*2 Ekaterina Andreeva, “Our Time According to Olga Chernysheva” The Happiness Zone, (Moscow: Stella Art Gallery, 2004),17-23.
Ahead of Olga Chernysheva’s solo exhibition at The Drawing Centre in New York in October, curator Nova Benway of the Drawing Center will be in conversation with the artist at Garage Museum for Contemporary Art, Moscow, on 27th April at 19.30-21.00. More details by clicking here.
25/02/2016 | 8pm | Cinéma 1 Presented by Alicia Knock and Pamela Sticht, in the presence of the artist Olga Chernysheva. Adopting a poetic style in order to document Russia’s passage into consumerist society, Chernysheva’s film Streamboat Dionysius (2004) questions the persistence of the idea of community after the fall of USSR. Anna Jermolaewa’s films are also marked by the era of post communism. Her film Kremlin Doppelgänger (2009) confronts the historic city of Kremlin with its present d
‘Peripheral Visions’ celebrated the work of Moscow-based artist Olga Chernysheva as part of the sixth Moscow Biennale. Showcasing thirty new and unseen drawings and a range of work in various mediums, Chernysheva explored the interactions of people and objects with the structures and spaces of contemporary Russia. Curated by Elena Sudakova, the exhibition highlighted the power of an artistic ‘peripheral vision’ to shine light on issues that are relegated to the margins of our thought processe
The 56th Biennale di Venezia titled All the World’s Futures, curated by Okwui Enwezor and chaired by Paolo Baratta, features work by Russian artist Olga Chernysheva. Pace London presented an exhibition of Chernysheva’s work in November 2014 – January 2015.
Beginning on 9 December 2014, Russian artist Olga Chernysheva’s video ‘Trashman’ will be shown in London at the Whitechapel Gallery. Curated by Fiona Banner, Chernysheva’s work is part of an exhibition focusing on artists from the V-A-C collection in Moscow. The show will be on view until 8 March 2015. Click here for more information about the exhibition.
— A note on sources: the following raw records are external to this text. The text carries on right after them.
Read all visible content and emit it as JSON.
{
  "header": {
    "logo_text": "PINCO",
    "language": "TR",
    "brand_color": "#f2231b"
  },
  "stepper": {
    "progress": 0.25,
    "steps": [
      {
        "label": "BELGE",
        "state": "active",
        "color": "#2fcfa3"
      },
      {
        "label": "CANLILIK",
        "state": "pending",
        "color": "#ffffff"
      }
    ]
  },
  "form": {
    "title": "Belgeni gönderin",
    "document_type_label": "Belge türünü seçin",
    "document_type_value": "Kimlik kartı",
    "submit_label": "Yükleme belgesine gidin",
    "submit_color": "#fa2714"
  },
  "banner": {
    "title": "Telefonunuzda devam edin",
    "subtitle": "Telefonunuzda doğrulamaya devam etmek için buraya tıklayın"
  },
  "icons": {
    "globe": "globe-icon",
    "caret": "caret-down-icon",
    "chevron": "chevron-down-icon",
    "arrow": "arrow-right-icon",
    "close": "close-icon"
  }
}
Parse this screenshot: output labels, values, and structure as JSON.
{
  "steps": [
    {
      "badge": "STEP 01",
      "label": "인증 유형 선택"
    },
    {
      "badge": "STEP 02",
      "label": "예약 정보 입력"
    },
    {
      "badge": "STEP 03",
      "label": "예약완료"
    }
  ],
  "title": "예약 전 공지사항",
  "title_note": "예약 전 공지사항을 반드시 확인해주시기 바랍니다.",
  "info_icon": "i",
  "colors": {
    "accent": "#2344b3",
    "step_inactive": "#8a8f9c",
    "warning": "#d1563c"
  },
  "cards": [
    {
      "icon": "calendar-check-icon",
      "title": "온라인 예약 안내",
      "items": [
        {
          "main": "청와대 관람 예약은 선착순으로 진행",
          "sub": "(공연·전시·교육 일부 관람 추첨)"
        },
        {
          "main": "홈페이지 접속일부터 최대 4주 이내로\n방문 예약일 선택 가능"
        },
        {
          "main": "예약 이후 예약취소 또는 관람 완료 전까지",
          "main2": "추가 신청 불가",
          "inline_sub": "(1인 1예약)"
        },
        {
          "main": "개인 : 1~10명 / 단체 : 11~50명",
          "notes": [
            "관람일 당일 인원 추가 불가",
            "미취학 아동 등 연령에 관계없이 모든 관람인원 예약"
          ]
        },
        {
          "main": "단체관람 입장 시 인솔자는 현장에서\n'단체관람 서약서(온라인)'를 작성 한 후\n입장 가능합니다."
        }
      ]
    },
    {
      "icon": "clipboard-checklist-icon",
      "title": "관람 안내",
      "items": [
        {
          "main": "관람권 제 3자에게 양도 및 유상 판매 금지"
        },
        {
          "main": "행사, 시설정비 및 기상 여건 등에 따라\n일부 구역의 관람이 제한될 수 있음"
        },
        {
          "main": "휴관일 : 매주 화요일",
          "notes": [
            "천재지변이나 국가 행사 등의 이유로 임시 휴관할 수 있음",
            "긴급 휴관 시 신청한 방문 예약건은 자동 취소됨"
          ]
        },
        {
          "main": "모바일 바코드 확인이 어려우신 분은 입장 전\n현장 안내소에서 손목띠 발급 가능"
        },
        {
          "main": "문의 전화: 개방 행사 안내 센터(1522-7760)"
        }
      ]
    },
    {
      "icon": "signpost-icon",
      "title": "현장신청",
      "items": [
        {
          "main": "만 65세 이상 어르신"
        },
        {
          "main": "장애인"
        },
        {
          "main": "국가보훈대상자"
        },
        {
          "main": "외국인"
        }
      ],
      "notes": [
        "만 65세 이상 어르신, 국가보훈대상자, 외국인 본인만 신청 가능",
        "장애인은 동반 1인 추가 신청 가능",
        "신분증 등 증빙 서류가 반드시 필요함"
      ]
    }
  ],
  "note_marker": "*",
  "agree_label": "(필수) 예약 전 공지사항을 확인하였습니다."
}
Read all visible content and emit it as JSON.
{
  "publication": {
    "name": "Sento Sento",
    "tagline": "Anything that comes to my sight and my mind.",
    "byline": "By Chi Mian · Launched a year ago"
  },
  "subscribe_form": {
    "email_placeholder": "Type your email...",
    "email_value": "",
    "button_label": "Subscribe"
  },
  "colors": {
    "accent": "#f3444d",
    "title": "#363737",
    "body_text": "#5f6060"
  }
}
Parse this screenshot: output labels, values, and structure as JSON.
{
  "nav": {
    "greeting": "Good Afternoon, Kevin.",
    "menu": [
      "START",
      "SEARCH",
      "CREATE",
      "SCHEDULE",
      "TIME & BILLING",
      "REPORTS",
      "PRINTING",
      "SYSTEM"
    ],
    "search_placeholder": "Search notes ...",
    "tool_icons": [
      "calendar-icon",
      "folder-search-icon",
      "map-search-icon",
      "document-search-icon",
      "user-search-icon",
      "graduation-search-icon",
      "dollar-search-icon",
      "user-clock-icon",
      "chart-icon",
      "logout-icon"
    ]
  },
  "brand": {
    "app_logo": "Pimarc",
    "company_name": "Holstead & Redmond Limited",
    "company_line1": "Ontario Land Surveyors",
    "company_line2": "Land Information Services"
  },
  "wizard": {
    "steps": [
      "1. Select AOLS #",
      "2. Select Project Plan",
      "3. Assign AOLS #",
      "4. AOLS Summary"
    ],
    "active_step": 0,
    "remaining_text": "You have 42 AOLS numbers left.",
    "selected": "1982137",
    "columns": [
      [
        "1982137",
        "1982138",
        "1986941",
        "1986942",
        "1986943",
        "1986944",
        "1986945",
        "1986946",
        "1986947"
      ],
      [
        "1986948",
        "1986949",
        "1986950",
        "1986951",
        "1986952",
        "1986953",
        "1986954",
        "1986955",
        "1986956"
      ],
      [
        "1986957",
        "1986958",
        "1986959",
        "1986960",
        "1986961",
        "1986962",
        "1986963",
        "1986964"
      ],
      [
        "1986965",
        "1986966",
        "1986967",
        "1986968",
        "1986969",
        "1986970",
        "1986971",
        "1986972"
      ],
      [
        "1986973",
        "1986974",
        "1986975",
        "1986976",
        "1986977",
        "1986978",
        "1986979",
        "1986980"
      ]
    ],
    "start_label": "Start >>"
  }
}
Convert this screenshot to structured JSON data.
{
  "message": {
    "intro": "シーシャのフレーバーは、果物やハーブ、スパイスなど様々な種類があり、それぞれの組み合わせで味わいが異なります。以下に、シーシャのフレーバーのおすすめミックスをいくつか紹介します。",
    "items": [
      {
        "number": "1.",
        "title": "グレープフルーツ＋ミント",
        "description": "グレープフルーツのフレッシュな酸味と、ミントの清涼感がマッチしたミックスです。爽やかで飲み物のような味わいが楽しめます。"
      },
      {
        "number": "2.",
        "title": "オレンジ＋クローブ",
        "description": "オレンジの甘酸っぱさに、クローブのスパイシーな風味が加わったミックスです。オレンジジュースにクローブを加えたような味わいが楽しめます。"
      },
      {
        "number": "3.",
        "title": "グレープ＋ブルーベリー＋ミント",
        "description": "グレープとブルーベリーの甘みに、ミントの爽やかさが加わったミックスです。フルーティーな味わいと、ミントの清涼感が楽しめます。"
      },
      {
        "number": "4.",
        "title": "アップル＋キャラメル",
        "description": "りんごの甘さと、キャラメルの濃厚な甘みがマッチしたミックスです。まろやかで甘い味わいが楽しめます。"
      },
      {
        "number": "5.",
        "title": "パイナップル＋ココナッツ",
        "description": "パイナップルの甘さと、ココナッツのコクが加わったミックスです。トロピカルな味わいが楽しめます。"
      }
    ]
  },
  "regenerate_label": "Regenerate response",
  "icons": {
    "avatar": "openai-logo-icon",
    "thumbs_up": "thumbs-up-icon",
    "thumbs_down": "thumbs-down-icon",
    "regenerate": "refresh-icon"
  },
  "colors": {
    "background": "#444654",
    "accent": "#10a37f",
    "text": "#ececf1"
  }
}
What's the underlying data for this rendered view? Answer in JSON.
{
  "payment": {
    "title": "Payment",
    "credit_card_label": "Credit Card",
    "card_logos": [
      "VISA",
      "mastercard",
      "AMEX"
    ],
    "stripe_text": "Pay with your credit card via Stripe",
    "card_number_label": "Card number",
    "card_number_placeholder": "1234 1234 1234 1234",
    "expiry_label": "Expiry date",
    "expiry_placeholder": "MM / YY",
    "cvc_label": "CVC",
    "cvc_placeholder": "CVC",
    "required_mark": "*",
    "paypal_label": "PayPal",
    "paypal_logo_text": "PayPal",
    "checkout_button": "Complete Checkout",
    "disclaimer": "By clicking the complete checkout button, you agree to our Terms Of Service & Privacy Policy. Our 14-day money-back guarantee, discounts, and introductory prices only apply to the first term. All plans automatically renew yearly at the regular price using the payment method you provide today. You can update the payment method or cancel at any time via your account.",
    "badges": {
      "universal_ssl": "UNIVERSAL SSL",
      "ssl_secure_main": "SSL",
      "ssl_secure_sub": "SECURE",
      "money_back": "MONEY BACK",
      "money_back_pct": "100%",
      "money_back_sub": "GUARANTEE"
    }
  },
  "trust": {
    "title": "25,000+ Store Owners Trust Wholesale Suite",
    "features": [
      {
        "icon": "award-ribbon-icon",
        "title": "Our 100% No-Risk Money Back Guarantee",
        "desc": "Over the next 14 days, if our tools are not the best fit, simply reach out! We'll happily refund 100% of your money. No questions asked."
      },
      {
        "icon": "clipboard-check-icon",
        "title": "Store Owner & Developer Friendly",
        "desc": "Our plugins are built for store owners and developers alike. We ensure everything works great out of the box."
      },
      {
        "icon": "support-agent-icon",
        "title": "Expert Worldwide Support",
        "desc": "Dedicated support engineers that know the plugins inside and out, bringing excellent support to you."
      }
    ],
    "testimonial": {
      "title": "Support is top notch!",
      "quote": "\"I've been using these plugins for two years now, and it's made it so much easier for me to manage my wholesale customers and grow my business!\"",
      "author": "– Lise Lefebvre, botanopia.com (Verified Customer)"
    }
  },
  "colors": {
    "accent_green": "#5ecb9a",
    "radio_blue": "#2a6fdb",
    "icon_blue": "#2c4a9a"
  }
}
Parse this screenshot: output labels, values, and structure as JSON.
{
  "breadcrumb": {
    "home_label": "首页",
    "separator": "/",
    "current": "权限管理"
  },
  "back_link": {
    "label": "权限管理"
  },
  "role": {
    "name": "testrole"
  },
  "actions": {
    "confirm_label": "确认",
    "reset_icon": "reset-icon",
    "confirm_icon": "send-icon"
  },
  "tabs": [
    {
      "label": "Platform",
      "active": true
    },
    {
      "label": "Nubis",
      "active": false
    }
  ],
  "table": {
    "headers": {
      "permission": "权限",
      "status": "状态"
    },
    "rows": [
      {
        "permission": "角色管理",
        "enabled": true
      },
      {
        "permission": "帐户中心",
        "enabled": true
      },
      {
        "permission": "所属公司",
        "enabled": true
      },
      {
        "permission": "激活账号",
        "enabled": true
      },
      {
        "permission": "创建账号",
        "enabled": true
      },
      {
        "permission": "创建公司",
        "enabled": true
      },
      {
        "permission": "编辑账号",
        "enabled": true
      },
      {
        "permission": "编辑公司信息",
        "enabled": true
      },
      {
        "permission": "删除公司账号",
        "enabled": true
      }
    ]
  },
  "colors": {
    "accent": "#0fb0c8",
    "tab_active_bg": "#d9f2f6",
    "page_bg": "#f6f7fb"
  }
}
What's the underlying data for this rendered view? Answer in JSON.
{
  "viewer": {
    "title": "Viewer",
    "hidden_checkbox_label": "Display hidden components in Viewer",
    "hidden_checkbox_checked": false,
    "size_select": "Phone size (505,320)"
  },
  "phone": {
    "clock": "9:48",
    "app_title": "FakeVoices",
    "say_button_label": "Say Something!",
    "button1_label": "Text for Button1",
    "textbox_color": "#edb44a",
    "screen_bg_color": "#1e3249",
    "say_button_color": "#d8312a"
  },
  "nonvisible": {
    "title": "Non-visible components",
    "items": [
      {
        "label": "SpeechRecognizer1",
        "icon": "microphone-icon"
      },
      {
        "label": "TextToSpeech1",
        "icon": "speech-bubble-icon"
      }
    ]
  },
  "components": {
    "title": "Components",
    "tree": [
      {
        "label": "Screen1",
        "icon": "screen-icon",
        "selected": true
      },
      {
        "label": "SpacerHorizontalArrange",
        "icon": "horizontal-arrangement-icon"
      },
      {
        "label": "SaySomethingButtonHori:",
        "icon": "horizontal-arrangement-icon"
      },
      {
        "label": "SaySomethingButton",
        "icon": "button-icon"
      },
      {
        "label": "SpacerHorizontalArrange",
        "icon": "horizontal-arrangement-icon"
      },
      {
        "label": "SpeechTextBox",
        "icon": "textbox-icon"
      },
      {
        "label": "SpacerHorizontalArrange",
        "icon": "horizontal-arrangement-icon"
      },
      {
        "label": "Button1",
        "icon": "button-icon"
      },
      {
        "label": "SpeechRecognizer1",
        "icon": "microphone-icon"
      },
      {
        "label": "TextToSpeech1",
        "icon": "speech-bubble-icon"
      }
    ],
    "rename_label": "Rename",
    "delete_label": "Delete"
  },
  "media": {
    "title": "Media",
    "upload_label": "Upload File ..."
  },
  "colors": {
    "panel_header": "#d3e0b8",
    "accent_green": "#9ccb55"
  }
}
Russian artist Olga Chernysheva is featured in an exhibition entitled Keeping Sight at the Museum van Hedendaagse Kunst (M HKA) in Antwerp. Highlighting her work and the museum’s collection, Chernysheva’s photographs, films and drawings are shown alongside artists Francis Alÿs, Hans Eijkelboom, Antoni Muntadas and Hermann Pitz. Earlier works in her career as well her most recent projects are presented in the exhibition. Running until 18 January, Keeping Sight will coincide with Pace London’s e